How sensitive and acceptable is self-administered testing for group B streptococcus (GBS) in pregnant women?
There is no difference in the sensitivity of swabs for detecting GBS when collected by patients vs. physicians; therefore, either method can be used. (Strength of Recommendation: C, based on cohort and randomized studies.) Patients do not express a consistent preference for self-collection of samples vs. collection by a physician.
Four trials compared self- and physician-collected swabs to detect GBS in pregnant patients.1–4 Each study recruited women at 35 to 37 weeks' gestation.
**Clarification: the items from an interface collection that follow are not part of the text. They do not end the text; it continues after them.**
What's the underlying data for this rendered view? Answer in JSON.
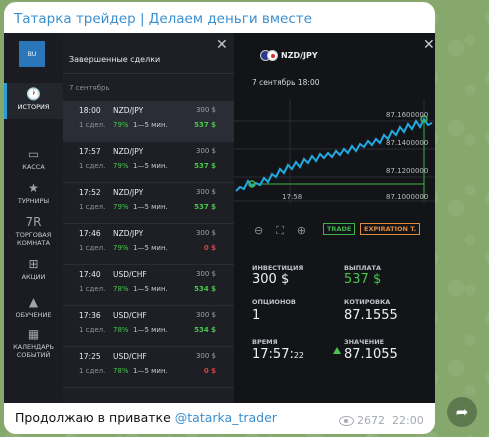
{
  "post": {
    "channel_title": "Татарка трейдер | Делаем деньги вместе",
    "caption_text": "Продолжаю в приватке ",
    "caption_link": "@tatarka_trader",
    "views": "2672",
    "time": "22:00"
  },
  "platform": {
    "logo_label": "BU",
    "nav": [
      {
        "label": "ИСТОРИЯ",
        "icon": "clock-icon",
        "glyph": "🕐"
      },
      {
        "label": "КАССА",
        "icon": "wallet-icon",
        "glyph": "▭"
      },
      {
        "label": "ТУРНИРЫ",
        "icon": "star-icon",
        "glyph": "★"
      },
      {
        "label": "ТОРГОВАЯ КОМНАТА",
        "icon": "trading-room-icon",
        "glyph": "7R"
      },
      {
        "label": "АКЦИИ",
        "icon": "gift-icon",
        "glyph": "⊞"
      },
      {
        "label": "ОБУЧЕНИЕ",
        "icon": "graduation-cap-icon",
        "glyph": "▲"
      },
      {
        "label": "КАЛЕНДАРЬ СОБЫТИЙ",
        "icon": "calendar-icon",
        "glyph": "▦"
      }
    ],
    "deals_header": "Завершенные сделки",
    "deals_date": "7 сентябрь",
    "close_glyph": "✕",
    "deals": [
      {
        "time": "18:00",
        "pair": "NZD/JPY",
        "amount": "300 $",
        "count": "1 сдел.",
        "pct": "79%",
        "duration": "1—5 мин.",
        "payout": "537 $",
        "result": "win"
      },
      {
        "time": "17:57",
        "pair": "NZD/JPY",
        "amount": "300 $",
        "count": "1 сдел.",
        "pct": "79%",
        "duration": "1—5 мин.",
        "payout": "537 $",
        "result": "win"
      },
      {
        "time": "17:52",
        "pair": "NZD/JPY",
        "amount": "300 $",
        "count": "1 сдел.",
        "pct": "79%",
        "duration": "1—5 мин.",
        "payout": "537 $",
        "result": "win"
      },
      {
        "time": "17:46",
        "pair": "NZD/JPY",
        "amount": "300 $",
        "count": "1 сдел.",
        "pct": "79%",
        "duration": "1—5 мин.",
        "payout": "0 $",
        "result": "loss"
      },
      {
        "time": "17:40",
        "pair": "USD/CHF",
        "amount": "300 $",
        "count": "1 сдел.",
        "pct": "78%",
        "duration": "1—5 мин.",
        "payout": "534 $",
        "result": "win"
      },
      {
        "time": "17:36",
        "pair": "USD/CHF",
        "amount": "300 $",
        "count": "1 сдел.",
        "pct": "78%",
        "duration": "1—5 мин.",
        "payout": "534 $",
        "result": "win"
      },
      {
        "time": "17:25",
        "pair": "USD/CHF",
        "amount": "300 $",
        "count": "1 сдел.",
        "pct": "78%",
        "duration": "1—5 мин.",
        "payout": "0 $",
        "result": "loss"
      }
    ],
    "detail": {
      "pair": "NZD/JPY",
      "datetime": "7 сентябрь 18:00",
      "price_labels": [
        "87.1600000",
        "87.1400000",
        "87.1200000",
        "87.1000000"
      ],
      "time_label": "17:58",
      "controls": [
        "⊖",
        "⛶",
        "⊕"
      ],
      "trade_btn": "TRADE",
      "expiration_btn": "EXPIRATION T.",
      "fields": {
        "investment_label": "ИНВЕСТИЦИЯ",
        "investment": "300 $",
        "payout_label": "ВЫПЛАТА",
        "payout": "537 $",
        "options_label": "ОПЦИОНОВ",
        "options": "1",
        "quote_label": "КОТИРОВКА",
        "quote": "87.1555",
        "time_label": "ВРЕМЯ",
        "time_main": "17:57:",
        "time_sec": "22",
        "value_label": "ЗНАЧЕНИЕ",
        "value": "87.1055"
      }
    }
  },
  "colors": {
    "accent_blue": "#3a8fd0",
    "profit_green": "#47c64b",
    "loss_red": "#e43d3d",
    "chart_line": "#22a9e0"
  }
}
The reference standard in each study was a positive GBS culture by either collection method. Agreement between the two methods was high. GBS prevalence ranged from 12% to 19%. In two of the four trials, cultures were not incubated in an enrichment broth, which may have resulted in a lower GBS prevalence.2,4
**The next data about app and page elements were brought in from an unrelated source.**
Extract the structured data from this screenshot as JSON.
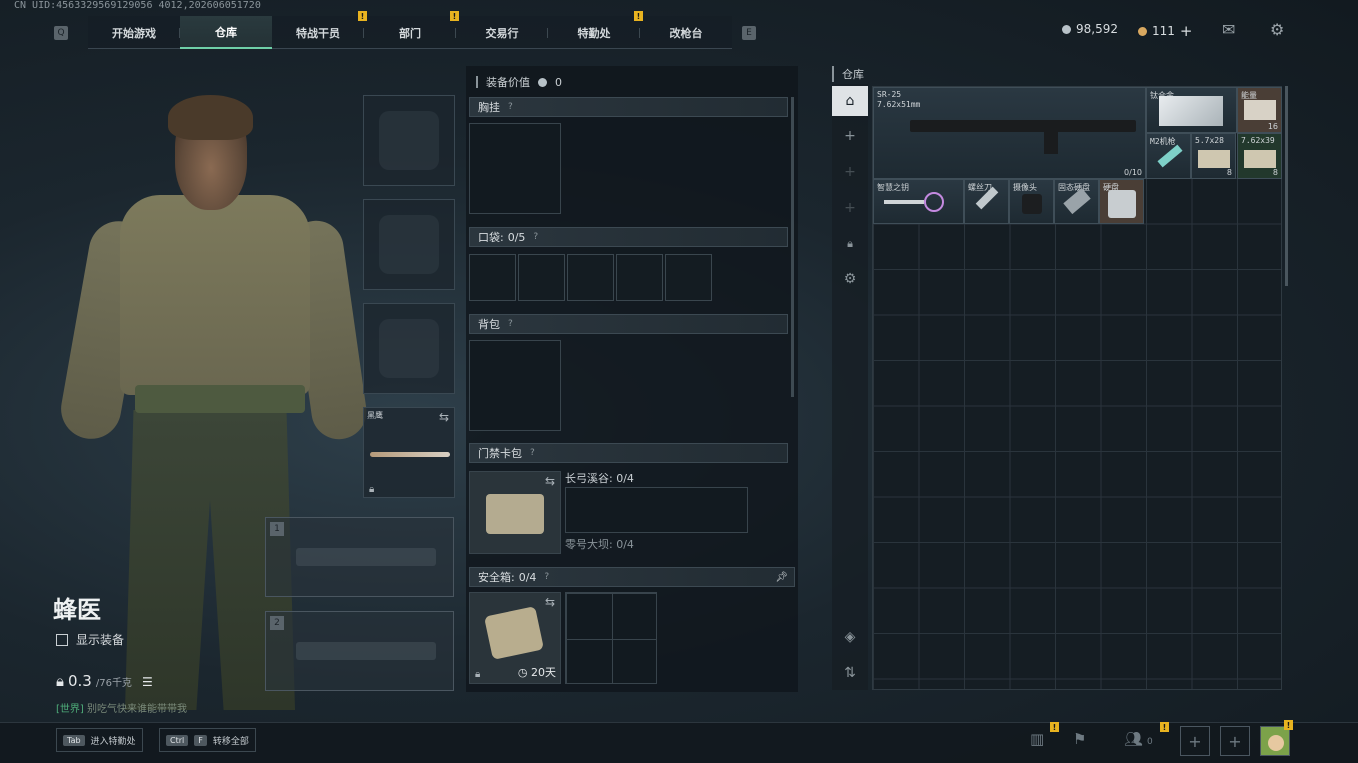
{
  "uid": "CN UID:4563329569129056 4012,202606051720",
  "nav": {
    "left_key": "Q",
    "right_key": "E",
    "tabs": [
      {
        "label": "开始游戏",
        "badge": ""
      },
      {
        "label": "仓库",
        "badge": ""
      },
      {
        "label": "特战干员",
        "badge": "!"
      },
      {
        "label": "部门",
        "badge": "!"
      },
      {
        "label": "交易行",
        "badge": ""
      },
      {
        "label": "特勤处",
        "badge": "!"
      },
      {
        "label": "改枪台",
        "badge": ""
      }
    ],
    "active_tab": "仓库"
  },
  "currency": {
    "silver": "98,592",
    "gold": "111",
    "gold_add": "+"
  },
  "character": {
    "name": "蜂医",
    "show_equipment_label": "显示装备",
    "weight_value": "0.3",
    "weight_max": "/76千克",
    "chat_channel": "[世界]",
    "chat_text": "别吃气快来谁能带带我"
  },
  "equip_slots": {
    "melee_label": "黑鹰"
  },
  "weapon_slots": [
    "1",
    "2"
  ],
  "middle": {
    "equipment_value_label": "装备价值",
    "equipment_value": "0",
    "chest_rig": "胸挂",
    "pocket_label": "口袋:",
    "pocket_value": "0/5",
    "backpack": "背包",
    "keycard_bag": "门禁卡包",
    "keycard_long": "长弓溪谷: 0/4",
    "keycard_zero": "零号大坝: 0/4",
    "safe_box_label": "安全箱:",
    "safe_box_value": "0/4",
    "safe_box_timer": "20天",
    "help": "?"
  },
  "warehouse": {
    "title": "仓库",
    "items": [
      {
        "name": "SR-25",
        "sub": "7.62x51mm",
        "count": "0/10"
      },
      {
        "name": "钛合金",
        "count": ""
      },
      {
        "name": "能量",
        "count": "16"
      },
      {
        "name": "M2机枪",
        "count": ""
      },
      {
        "name": "5.7x28",
        "count": "8"
      },
      {
        "name": "7.62x39",
        "count": "8"
      },
      {
        "name": "智慧之钥",
        "count": ""
      },
      {
        "name": "螺丝刀",
        "count": ""
      },
      {
        "name": "摄像头",
        "count": ""
      },
      {
        "name": "固态硬盘",
        "count": ""
      },
      {
        "name": "硬盘",
        "count": ""
      }
    ]
  },
  "bottom": {
    "hint1_key": "Tab",
    "hint1_label": "进入特勤处",
    "hint2_key1": "Ctrl",
    "hint2_key2": "F",
    "hint2_label": "转移全部",
    "friends_count": "0",
    "badge": "!"
  }
}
In a 2006 prospective trial, 330 women (average age = 27.2 years) at a family medicine prenatal care clinic in Canada were randomly assigned to clinician-collected vaginorectal swabs followed by self-collected swabs, or vice versa.1 The women received written instructions and a diagram of the self-collection procedure. Clinicians were not blinded to the testing sequence. Both collection methods yielded comparable sensitivity (97% clinician-collected vs. 87% self-collected; Cohen's kappa agreement = 0.9; 95% confidence interval [CI], 0.8 to 1). Patients were slightly more likely to prefer self-collection. There were 56 patients who declined to participate. Participants were four times more likely than nonparticipants to have completed high school (odds ratio [OR] = 4; 95% CI, 1.2 to 13.4), and those who declined were more likely to prefer collection by a clinician (OR = 6.9; 95% CI, 2.8 to 17.1).
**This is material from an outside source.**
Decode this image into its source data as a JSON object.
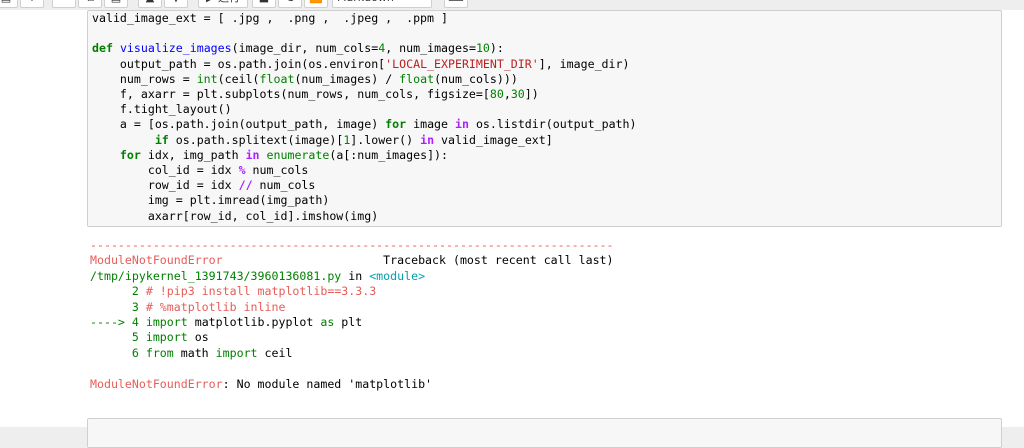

A 2008 nonrandomized, prospective study of 600 women (average age = 31 years) compared self-collected GBS culture results with those obtained from a subsequent physician-collected sample.2 Patients were recruited from public and private prenatal clinics in Ireland, and clinic staff explained the self-collection procedure to the patients. As in the previous study, both collection methods had high sensitivity (94% clinician-collected vs. 84% self-collected; Cohen's kappa agreement = 0.9; 95% CI, 0.8 to 0.9). The women preferred collection by a physician over self-collection (43% vs. 28%; 28% reported no preference). The most common reason given was concern about collecting the sample correctly.
A 2000 nonrandomized, prospective study at a military hospital in Colorado alternately assigned 250 women to physician-collected swabs followed by self-collection, or vice versa.3 Patients received written instructions and a diagram of the self-collection procedure. There was no difference in first vs. second sample sensitivities in either group (93% clinician-collected vs. 84% self-collected; Cohen's kappa agreement = 0.8; 95% CI, 0.7 to 0.9). The women slightly preferred self-collection (58% vs. 42%).
A 2009 retrospective analysis compared GBS culture results from 293 patients who performed self-collection with those of 507 patients in whom physicians collected the samples.4 The patients attended two community clinics in Colorado; 75% were Hispanic and 85% were below 200% of the federal poverty level. GBS prevalence was slightly higher in the patient-collected samples (13% vs. 11% in clinician-collected samples), but the difference was not statistically significant. The patients did not receive uniform instructions for self-collection. The authors did not report patient preferences.